Exsanguination, PTX, and airway obstruction/injuries are significant because they are potentially avoidable with appropriate medical management and intervention using SOF combat casualty care principles and techniques. In fact, it is estimated that of all preventable deaths, 90% might be avoided with the simple application of a tourniquet for extremity hemorrhage, rapid management of a PTX, and the establishment of a viable airway.
Stages of Care
SOF combat casualty care is designed and structured to meet three important goals: manage CAX, prevent additional CAX, and complete the mission. In SOF combat casualty care, the management of CAX that occurs during combat operations is divided into three distinct phases, each with its own characteristics and limiting factors:
• Care under fire: The care rendered by the special operations warfighter, CLS, or special operations medic at the POI while they and CAX are still under effective hostile fire. Available medical equipment is limited to that carried by the individual warfighter, CLS, or special operations medic in their medical aid bag.
• Tactical field care: The care rendered by the CLS/special operations medic once they and CAX are no longer under effective hostile fire. Tactical field care also applies to situations in which an injury has occurred, but there is no hostile fire. Available medical equipment is still limited to that carried into the field by medical personnel. Time to evacuation from the POI or other casualty evacuation point to an MTF may vary considerably, from a few minutes to many hours.
• Combat CASEVAC care: The care rendered once CAX have been picked up by an aircraft, vehicle, or boat and transported to a higher level (echelon) of care.

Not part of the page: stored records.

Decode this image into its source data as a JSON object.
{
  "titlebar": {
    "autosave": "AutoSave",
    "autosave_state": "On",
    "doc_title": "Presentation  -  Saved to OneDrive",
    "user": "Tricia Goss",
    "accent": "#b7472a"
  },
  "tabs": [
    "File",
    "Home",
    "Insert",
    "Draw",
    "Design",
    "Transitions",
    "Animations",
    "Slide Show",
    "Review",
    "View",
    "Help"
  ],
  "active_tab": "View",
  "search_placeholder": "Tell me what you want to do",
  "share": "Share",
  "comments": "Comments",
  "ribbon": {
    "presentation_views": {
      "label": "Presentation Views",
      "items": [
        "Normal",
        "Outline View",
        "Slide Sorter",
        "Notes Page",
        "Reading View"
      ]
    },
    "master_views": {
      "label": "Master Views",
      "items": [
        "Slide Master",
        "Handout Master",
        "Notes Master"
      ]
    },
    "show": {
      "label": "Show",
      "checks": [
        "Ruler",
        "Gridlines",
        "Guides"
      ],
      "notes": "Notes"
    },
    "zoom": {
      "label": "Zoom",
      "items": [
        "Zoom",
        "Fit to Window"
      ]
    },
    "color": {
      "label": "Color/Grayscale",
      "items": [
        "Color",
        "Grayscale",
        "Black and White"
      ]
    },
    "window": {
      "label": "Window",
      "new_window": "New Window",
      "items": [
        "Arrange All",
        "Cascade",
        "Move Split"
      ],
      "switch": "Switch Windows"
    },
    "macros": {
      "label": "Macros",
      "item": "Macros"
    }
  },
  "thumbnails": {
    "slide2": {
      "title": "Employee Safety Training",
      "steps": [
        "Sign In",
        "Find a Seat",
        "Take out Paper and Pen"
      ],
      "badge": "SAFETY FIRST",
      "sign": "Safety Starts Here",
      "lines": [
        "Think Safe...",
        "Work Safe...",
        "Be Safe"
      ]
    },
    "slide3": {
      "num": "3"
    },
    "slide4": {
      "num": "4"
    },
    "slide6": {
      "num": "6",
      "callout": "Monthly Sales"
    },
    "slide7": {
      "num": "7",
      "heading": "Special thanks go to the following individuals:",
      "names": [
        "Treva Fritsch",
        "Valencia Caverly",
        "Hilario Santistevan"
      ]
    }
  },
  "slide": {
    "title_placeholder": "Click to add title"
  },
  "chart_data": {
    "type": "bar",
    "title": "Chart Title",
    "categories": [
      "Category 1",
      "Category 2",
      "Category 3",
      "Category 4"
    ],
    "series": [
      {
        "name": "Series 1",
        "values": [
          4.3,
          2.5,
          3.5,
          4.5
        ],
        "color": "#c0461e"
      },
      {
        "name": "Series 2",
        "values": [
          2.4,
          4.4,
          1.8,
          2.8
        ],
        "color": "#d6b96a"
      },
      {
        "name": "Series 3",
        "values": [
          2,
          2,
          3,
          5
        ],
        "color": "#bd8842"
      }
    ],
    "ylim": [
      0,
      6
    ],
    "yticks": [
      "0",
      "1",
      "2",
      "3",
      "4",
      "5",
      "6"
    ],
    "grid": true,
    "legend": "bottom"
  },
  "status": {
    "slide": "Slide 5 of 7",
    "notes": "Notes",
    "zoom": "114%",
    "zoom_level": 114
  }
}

Additional medical personnel and equipment may have been pre-staged and made available at this stage of casualty management.
Related Material From the Archive:
- (U//FOUO) U.S. Army Tactical Combat Casualty Care Handbook
- (U//FOUO) U.S. Army Small-Unit Operations in Afghanistan Handbook
- (U//FOUO) U.S. Army Afghanistan Civilian Casualty Prevention Handbook
- Restricted U.S. Army Special Operations Forces Noncombatant Evacuation Operations
- (U//FOUO) U.S. Army Advising Foreign Forces Handbook
- (U//FOUO) U.S. Army “Unit RESET” Redeployment Handbook
- (U//FOUO) U.S. Army Tactical Site Exploitation and Evidence Collection Handbook
- (U//FOUO) U.S. Army Operation Enduring Freedom Embedded Training Team Handbook